6.         The threat of biological terrorism increases as sciences such as microbiology, biotechnology, molecular biology and genetic engineering develop at a high pace. The products of these sciences can be genetically modified organisms or biological agents with predetermined characteristics potentially dangerous for man and for the environment. As a consequence, the continued development of such sciences should be conditional on states ensuring that the biological agents produced cannot be used as potential terrorist weapons.

7.             Two international instruments in particular are relevant: the Convention on the Prohibition of the Development, Production, Stockpiling and Use of Chemical Weapons and on their Destruction (the Chemical Weapons Convention (CWC)) and the Convention on the Prohibition of the Development, Production and Stockpiling of Bacteriological (Biological) and Toxin Weapons and on Their Destruction (the Biological and Toxin Weapons Convention (BTWC)). The former prohibits the development, production, stockpiling and use of chemical weapons and the latter bans the development, production, stockpiling, acquisition and retention of microbial or other biological agents or toxins, in types and in quantities that have no justification for prophylactic, protective or other peaceful purposes. It also bans weapons, equipment or means of delivery designed to use such agents or toxins for hostile purposes or in armed conflict.

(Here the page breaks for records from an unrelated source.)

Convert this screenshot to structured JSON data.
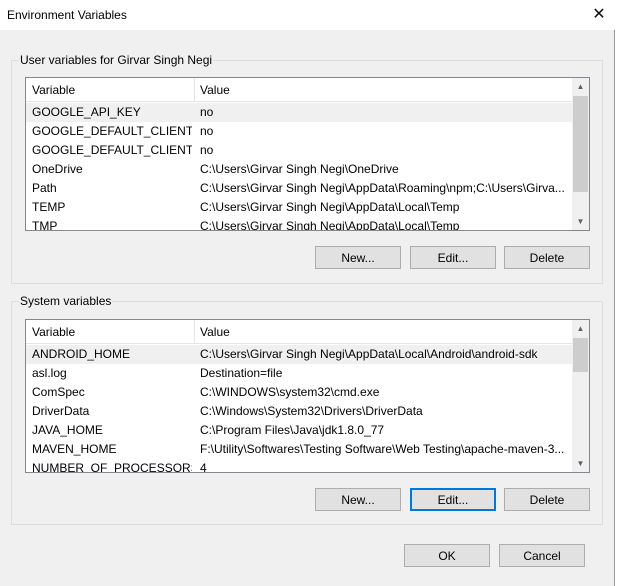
{
  "window": {
    "title": "Environment Variables",
    "close_glyph": "✕"
  },
  "user_vars": {
    "group_label": "User variables for Girvar Singh Negi",
    "columns": [
      "Variable",
      "Value"
    ],
    "rows": [
      {
        "name": "GOOGLE_API_KEY",
        "value": "no",
        "selected": true
      },
      {
        "name": "GOOGLE_DEFAULT_CLIENT_ID",
        "value": "no"
      },
      {
        "name": "GOOGLE_DEFAULT_CLIENT_S...",
        "value": "no"
      },
      {
        "name": "OneDrive",
        "value": "C:\\Users\\Girvar Singh Negi\\OneDrive"
      },
      {
        "name": "Path",
        "value": "C:\\Users\\Girvar Singh Negi\\AppData\\Roaming\\npm;C:\\Users\\Girva..."
      },
      {
        "name": "TEMP",
        "value": "C:\\Users\\Girvar Singh Negi\\AppData\\Local\\Temp"
      },
      {
        "name": "TMP",
        "value": "C:\\Users\\Girvar Singh Negi\\AppData\\Local\\Temp"
      }
    ],
    "buttons": {
      "new": "New...",
      "edit": "Edit...",
      "delete": "Delete"
    }
  },
  "system_vars": {
    "group_label": "System variables",
    "columns": [
      "Variable",
      "Value"
    ],
    "rows": [
      {
        "name": "ANDROID_HOME",
        "value": "C:\\Users\\Girvar Singh Negi\\AppData\\Local\\Android\\android-sdk",
        "selected": true
      },
      {
        "name": "asl.log",
        "value": "Destination=file"
      },
      {
        "name": "ComSpec",
        "value": "C:\\WINDOWS\\system32\\cmd.exe"
      },
      {
        "name": "DriverData",
        "value": "C:\\Windows\\System32\\Drivers\\DriverData"
      },
      {
        "name": "JAVA_HOME",
        "value": "C:\\Program Files\\Java\\jdk1.8.0_77"
      },
      {
        "name": "MAVEN_HOME",
        "value": "F:\\Utility\\Softwares\\Testing Software\\Web Testing\\apache-maven-3..."
      },
      {
        "name": "NUMBER_OF_PROCESSORS",
        "value": "4"
      }
    ],
    "buttons": {
      "new": "New...",
      "edit": "Edit...",
      "delete": "Delete"
    }
  },
  "footer": {
    "ok": "OK",
    "cancel": "Cancel"
  },
  "scrollbar": {
    "up_glyph": "▲",
    "down_glyph": "▼"
  },
  "colors": {
    "focus_border": "#0078d7",
    "button_face": "#e1e1e1",
    "dialog_bg": "#f0f0f0"
  }
}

8.         All countries should observe in a very strict manner both the CWC and the BTWC. As already mentioned in Recommendation 1571 (2002) of the Assembly on “Reducing environmental risks by destroying chemical weapons”, also referring to Western European Union Assembly Recommendation 701, there are now possibilities for evading both conventions, in particular because of the scientific and technical developments mentioned above. It is therefore important that co-operation among member states in the field of biological safety be enhanced and mechanisms necessary for such co-operation be created.

Amendments proposed by the Committee on the Environment, Agriculture and Local and Regional Affairs to the draft resolution

Amendment A

In the draft resolution, insert a new paragraph after paragraph 2 to read as follows:

“The Assembly stresses that bio-terrorism could also cause environmental damage, which could be dangerous for people living in the area.”

Amendment B

In the draft resolution, in paragraph 6, after sub-paragraph vii, insert a new sub-paragraph to read as follows:

“to adopt strict control measures over activities based on the use of modern biotechnologies in order to avoid their misuse for bio-terrorism.”

Amendment C

In the draft resolution, add, after paragraph 8, a new paragraph to read as follows:

“It also invites the states to accede to and implement in particular two relevant Conventions of the United Nations: the Chemical Weapons Convention and the Biological and Toxin Weapons Convention.”

Reporting Committee: Social, Health and Family Affairs Committee

Committee for opinion: Committee on the Environment, Agriculture and Local and Regional Affairs

Reference to committee: Doc. 9356 and 9346, Ref. No. 2694 of 26 March 2002

Opinion approved by the committee on 29 January 2004

Secretariat to the committee: Mr Sixto, Mr Torcatoriu, Mrs Trevisan

[1]See Doc. 10067 tabled by the Social, Health and Family Affairs Committee